• **Exercise prompt**
Whenever a line in the entries below contains the string "view", copy that line.

(Records from a data source)
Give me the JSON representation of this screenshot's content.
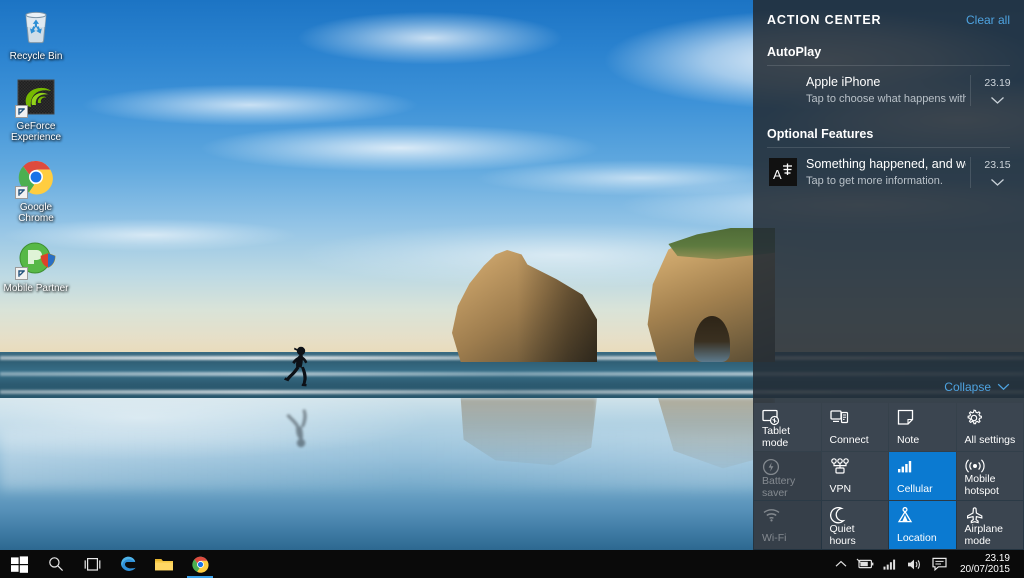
{
  "desktop": {
    "icons": [
      {
        "label": "Recycle Bin",
        "icon": "recycle-bin-icon",
        "shortcut": false
      },
      {
        "label": "GeForce Experience",
        "icon": "geforce-experience-icon",
        "shortcut": true
      },
      {
        "label": "Google Chrome",
        "icon": "google-chrome-icon",
        "shortcut": true
      },
      {
        "label": "Mobile Partner",
        "icon": "mobile-partner-icon",
        "shortcut": true
      }
    ]
  },
  "action_center": {
    "title": "ACTION CENTER",
    "clear_all": "Clear all",
    "collapse": "Collapse",
    "groups": [
      {
        "name": "AutoPlay",
        "notifications": [
          {
            "icon": "blank-icon",
            "title": "Apple iPhone",
            "subtitle": "Tap to choose what happens with this de",
            "time": "23.19"
          }
        ]
      },
      {
        "name": "Optional Features",
        "notifications": [
          {
            "icon": "language-translate-icon",
            "title": "Something happened, and we coulc",
            "subtitle": "Tap to get more information.",
            "time": "23.15"
          }
        ]
      }
    ],
    "tiles": [
      {
        "label": "Tablet mode",
        "icon": "tablet-mode-icon",
        "state": "normal"
      },
      {
        "label": "Connect",
        "icon": "connect-icon",
        "state": "normal"
      },
      {
        "label": "Note",
        "icon": "note-icon",
        "state": "normal"
      },
      {
        "label": "All settings",
        "icon": "gear-icon",
        "state": "normal"
      },
      {
        "label": "Battery saver",
        "icon": "battery-saver-icon",
        "state": "disabled"
      },
      {
        "label": "VPN",
        "icon": "vpn-icon",
        "state": "normal"
      },
      {
        "label": "Cellular",
        "icon": "cellular-icon",
        "state": "on"
      },
      {
        "label": "Mobile hotspot",
        "icon": "mobile-hotspot-icon",
        "state": "normal"
      },
      {
        "label": "Wi-Fi",
        "icon": "wifi-icon",
        "state": "disabled"
      },
      {
        "label": "Quiet hours",
        "icon": "moon-icon",
        "state": "normal"
      },
      {
        "label": "Location",
        "icon": "location-icon",
        "state": "on"
      },
      {
        "label": "Airplane mode",
        "icon": "airplane-icon",
        "state": "normal"
      }
    ]
  },
  "taskbar": {
    "buttons": [
      {
        "name": "start-button",
        "icon": "windows-logo-icon",
        "active": false
      },
      {
        "name": "search-button",
        "icon": "search-icon",
        "active": false
      },
      {
        "name": "task-view-button",
        "icon": "task-view-icon",
        "active": false
      },
      {
        "name": "edge-button",
        "icon": "edge-icon",
        "active": false
      },
      {
        "name": "file-explorer-button",
        "icon": "folder-icon",
        "active": false
      },
      {
        "name": "chrome-button",
        "icon": "chrome-icon",
        "active": true
      }
    ],
    "tray": [
      {
        "name": "show-hidden-icons",
        "icon": "chevron-up-icon"
      },
      {
        "name": "battery-tray-icon",
        "icon": "battery-icon"
      },
      {
        "name": "network-tray-icon",
        "icon": "signal-bars-icon"
      },
      {
        "name": "volume-tray-icon",
        "icon": "speaker-icon"
      },
      {
        "name": "action-center-tray-icon",
        "icon": "speech-bubble-icon"
      }
    ],
    "clock": {
      "time": "23.19",
      "date": "20/07/2015"
    }
  },
  "colors": {
    "accent": "#0b7ad1",
    "link": "#4ea3e0",
    "panel": "#232c35",
    "tile": "#3b4550",
    "taskbar": "#0a0a0a"
  }
}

• **Solution for this problem**
        "name": "task-view-button",
        "icon": "task-view-icon",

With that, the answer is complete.